Data extracted from a collection
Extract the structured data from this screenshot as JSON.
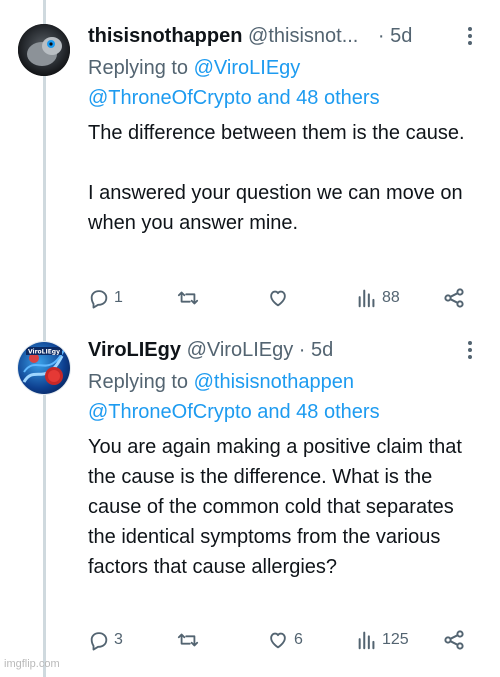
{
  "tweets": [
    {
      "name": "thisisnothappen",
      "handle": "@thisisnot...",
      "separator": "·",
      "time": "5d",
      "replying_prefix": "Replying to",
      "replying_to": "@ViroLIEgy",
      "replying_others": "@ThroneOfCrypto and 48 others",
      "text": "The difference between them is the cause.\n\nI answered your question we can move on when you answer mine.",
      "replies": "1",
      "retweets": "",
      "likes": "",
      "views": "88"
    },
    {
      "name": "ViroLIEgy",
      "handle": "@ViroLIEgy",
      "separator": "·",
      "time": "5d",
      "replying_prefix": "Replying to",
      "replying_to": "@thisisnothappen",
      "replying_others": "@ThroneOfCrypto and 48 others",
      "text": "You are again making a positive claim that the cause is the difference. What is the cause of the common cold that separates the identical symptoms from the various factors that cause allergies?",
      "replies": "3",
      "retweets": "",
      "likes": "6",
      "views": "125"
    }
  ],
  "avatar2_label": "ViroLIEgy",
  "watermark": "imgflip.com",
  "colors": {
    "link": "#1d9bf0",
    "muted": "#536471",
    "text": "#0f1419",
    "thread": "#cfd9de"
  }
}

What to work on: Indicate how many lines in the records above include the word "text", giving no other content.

Output for this exercise: 3